Records contained in a dataset
--- START ---

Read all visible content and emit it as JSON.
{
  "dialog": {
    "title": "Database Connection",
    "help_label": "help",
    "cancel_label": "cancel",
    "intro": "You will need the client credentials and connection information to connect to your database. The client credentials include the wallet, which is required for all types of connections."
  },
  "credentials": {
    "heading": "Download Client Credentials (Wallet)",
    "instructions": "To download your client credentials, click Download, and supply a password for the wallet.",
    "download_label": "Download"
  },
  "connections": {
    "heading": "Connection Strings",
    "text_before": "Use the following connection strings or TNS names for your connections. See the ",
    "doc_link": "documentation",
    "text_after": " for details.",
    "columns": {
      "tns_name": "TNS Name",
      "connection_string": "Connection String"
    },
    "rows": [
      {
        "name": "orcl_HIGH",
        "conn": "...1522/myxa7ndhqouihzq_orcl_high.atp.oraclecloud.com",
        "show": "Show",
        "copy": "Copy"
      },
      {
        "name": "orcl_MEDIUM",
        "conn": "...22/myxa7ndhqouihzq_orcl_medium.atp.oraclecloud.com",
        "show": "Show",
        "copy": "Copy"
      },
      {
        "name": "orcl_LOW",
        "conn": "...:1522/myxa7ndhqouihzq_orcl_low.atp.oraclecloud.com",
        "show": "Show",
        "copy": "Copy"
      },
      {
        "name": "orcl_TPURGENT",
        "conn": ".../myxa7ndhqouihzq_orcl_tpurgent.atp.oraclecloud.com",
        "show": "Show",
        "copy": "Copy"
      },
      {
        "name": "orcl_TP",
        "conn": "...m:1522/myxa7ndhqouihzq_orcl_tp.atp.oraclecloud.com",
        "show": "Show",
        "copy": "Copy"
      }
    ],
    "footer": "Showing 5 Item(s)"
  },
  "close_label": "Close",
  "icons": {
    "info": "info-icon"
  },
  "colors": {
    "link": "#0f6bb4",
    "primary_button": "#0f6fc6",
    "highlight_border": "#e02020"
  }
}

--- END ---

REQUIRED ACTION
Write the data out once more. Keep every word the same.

WRITTEN REPLY
Read all visible content and emit it as JSON.
{
  "dialog": {
    "title": "Database Connection",
    "help_label": "help",
    "cancel_label": "cancel",
    "intro": "You will need the client credentials and connection information to connect to your database. The client credentials include the wallet, which is required for all types of connections."
  },
  "credentials": {
    "heading": "Download Client Credentials (Wallet)",
    "instructions": "To download your client credentials, click Download, and supply a password for the wallet.",
    "download_label": "Download"
  },
  "connections": {
    "heading": "Connection Strings",
    "text_before": "Use the following connection strings or TNS names for your connections. See the ",
    "doc_link": "documentation",
    "text_after": " for details.",
    "columns": {
      "tns_name": "TNS Name",
      "connection_string": "Connection String"
    },
    "rows": [
      {
        "name": "orcl_HIGH",
        "conn": "...1522/myxa7ndhqouihzq_orcl_high.atp.oraclecloud.com",
        "show": "Show",
        "copy": "Copy"
      },
      {
        "name": "orcl_MEDIUM",
        "conn": "...22/myxa7ndhqouihzq_orcl_medium.atp.oraclecloud.com",
        "show": "Show",
        "copy": "Copy"
      },
      {
        "name": "orcl_LOW",
        "conn": "...:1522/myxa7ndhqouihzq_orcl_low.atp.oraclecloud.com",
        "show": "Show",
        "copy": "Copy"
      },
      {
        "name": "orcl_TPURGENT",
        "conn": ".../myxa7ndhqouihzq_orcl_tpurgent.atp.oraclecloud.com",
        "show": "Show",
        "copy": "Copy"
      },
      {
        "name": "orcl_TP",
        "conn": "...m:1522/myxa7ndhqouihzq_orcl_tp.atp.oraclecloud.com",
        "show": "Show",
        "copy": "Copy"
      }
    ],
    "footer": "Showing 5 Item(s)"
  },
  "close_label": "Close",
  "icons": {
    "info": "info-icon"
  },
  "colors": {
    "link": "#0f6bb4",
    "primary_button": "#0f6fc6",
    "highlight_border": "#e02020"
  }
}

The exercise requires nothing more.